The real problem with implementing flyovers/interchanges in urban areas is that they are incapable of addressing the problems they are meant to solve. This arises from three stubborn but simple facts.
The first is that in Colombo about 75% of the road space is taken up by private vehicles although they carry only 25% of the total number of people who are travelling during peak periods. So building flyovers and interchanges will ease the problem for only the 25% in cars but not for the 75% who are mostly in buses.
Second, although in theory enhancing road capacity should also benefit the buses, in practice it rarely happens unless capacity improvements are undertaken at pinch points where buses will benefit and buses are given priority movement over private vehicles at these locations. There is no indication that giving buses priority will be a factor in implementing the proposed improvements in Colombo. As well, the existing bus system is not set up to attract people who are not using buses now to use buses in the future. That will leave the current 75%/25% road disparity well intact.
Third, if the annual increases in car imports and usage continue as they are now, it will not be long before the new flyovers and interchanges are also clogged up. So we will be back with the traffic problem after huge expenditures and enormous disruptions.
For all these reasons and more, the solution to urban transport problems does not lie in roadway expansion or building flyovers and interchanges in densely developed locations. The solution lies in public transport – that will include a combination of a well-run bus system, an improved train service, and a mass rapid transit system in the long-term.
Sri Lanka needs its flyovers and interchanges – but more on the five Expressways identified by the RDA and less on the trunk roads inside Colombo.
It is instructive to look at what India has been doing in recent years to build both a gigantic expressway system to connect its major urban conglomerations – Delhi, Mumbai, Chennai and Kolkata, and separate rapid transit systems within each of these cities to address their internal (urban) transport demands.
The nearly 6,000 km long Golden Quadrilateral of national highways linking the four major cities and complete with all the modern freeway features is virtually finished on schedule.
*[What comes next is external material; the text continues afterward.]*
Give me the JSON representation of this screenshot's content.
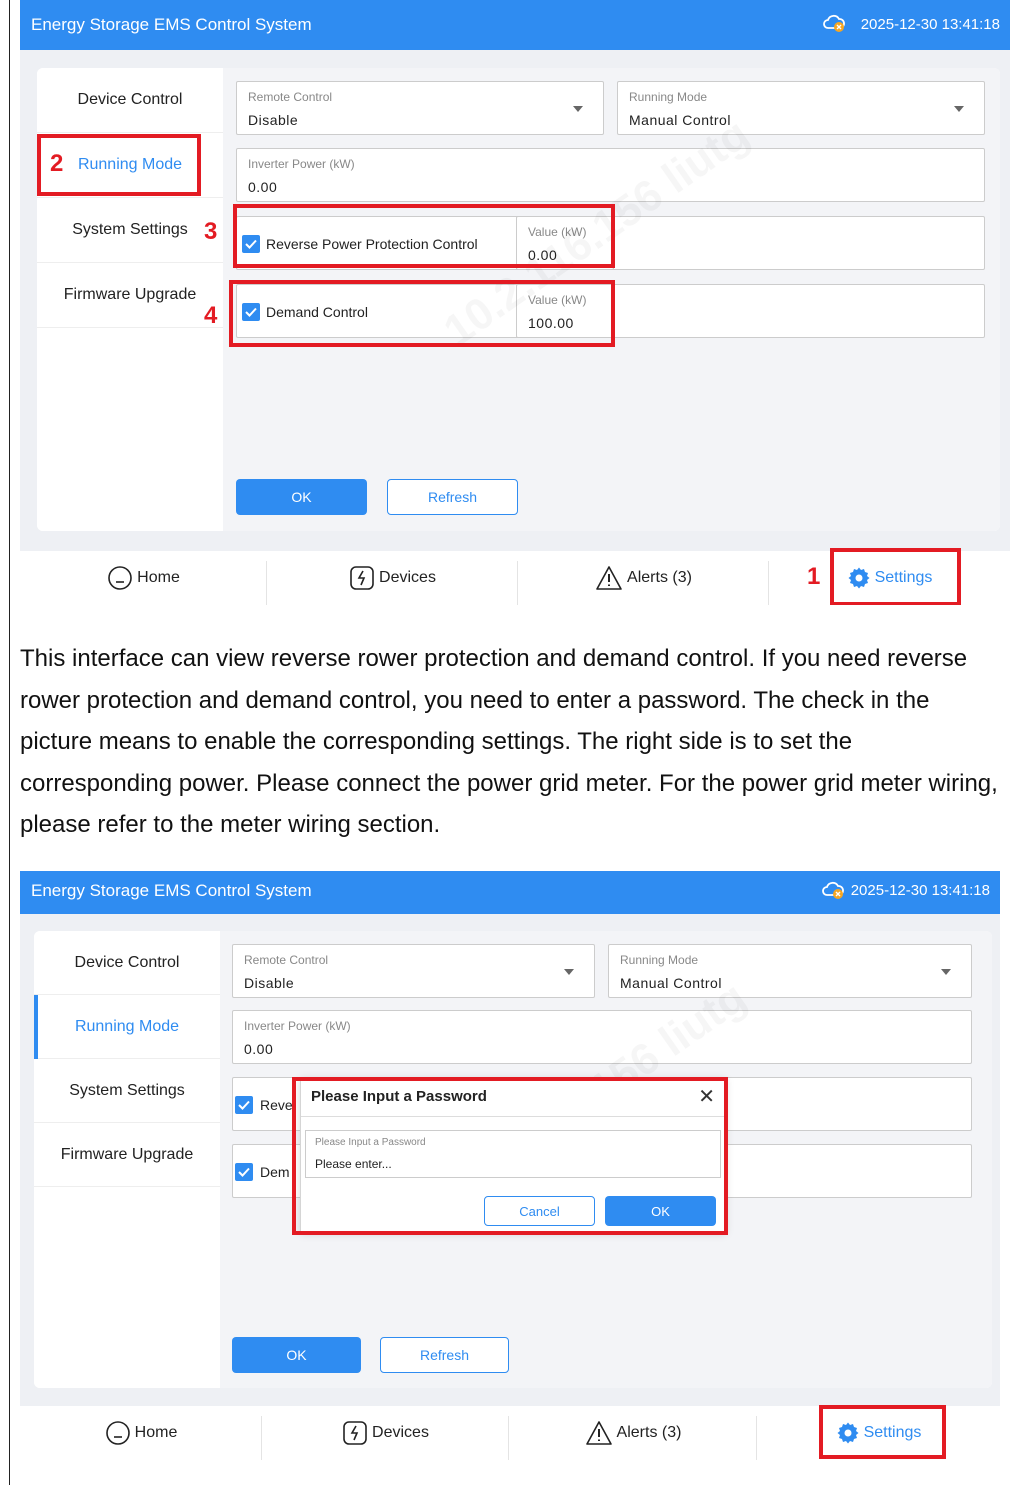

A good portion of the project funding came from the extra rupee levied on every litre of petrol or diesel consumed since 1998. Supplementary financing came from the World Bank and other financial institutions. Indian companies worked alone and in joint ventures with Malaysian, Japanese and Thai firms to complete the whole project in several contract segments. Sri Lanka has a good neighbourly example to follow in building its own modern highway system to connect all of its Provincial capitals.
What is needed in Colombo, however, is what India is doing in each of its major cities, but at a reduced scope and scale to suit Colombo’s specific needs and priorities. Delhi is well on its way to completing the Delhi Metro Railway system comparable to the London Underground and the Singapore MRT. The Central government and the Karnataka State government recently announced the go ahead for a similar Metro system for Bangalore to be completed by 2011. A superhighway linking Bangalore and Mysore is already under construction.
In nearby Chennai, the debate is about extending the existing Metro (surface rail) system through a new Monorail system or a Bus Rapid Transit (BRT) system. Hyderabad is also reported to be evaluating the Monorail vs BRT system. A number of Chinese cities have successfully implemented BRT systems.
The point to make here is that to address urban transport challenges one has to look not towards flyovers and interchanges but for different public transit options – bus, rail, monorail, metro. Eventually a combination of all transit modes will have to be deployed. Colombo has to start from where it is now – revamping its bus and rail systems, working towards a Bus Rapid Transit System, and planning for a Metro (Mass Rapid Transit system) in the long run. Flyovers and interchanges are short-term palliatives, but long-term migraines.
By Rajan Philips
Source: Sunday Observer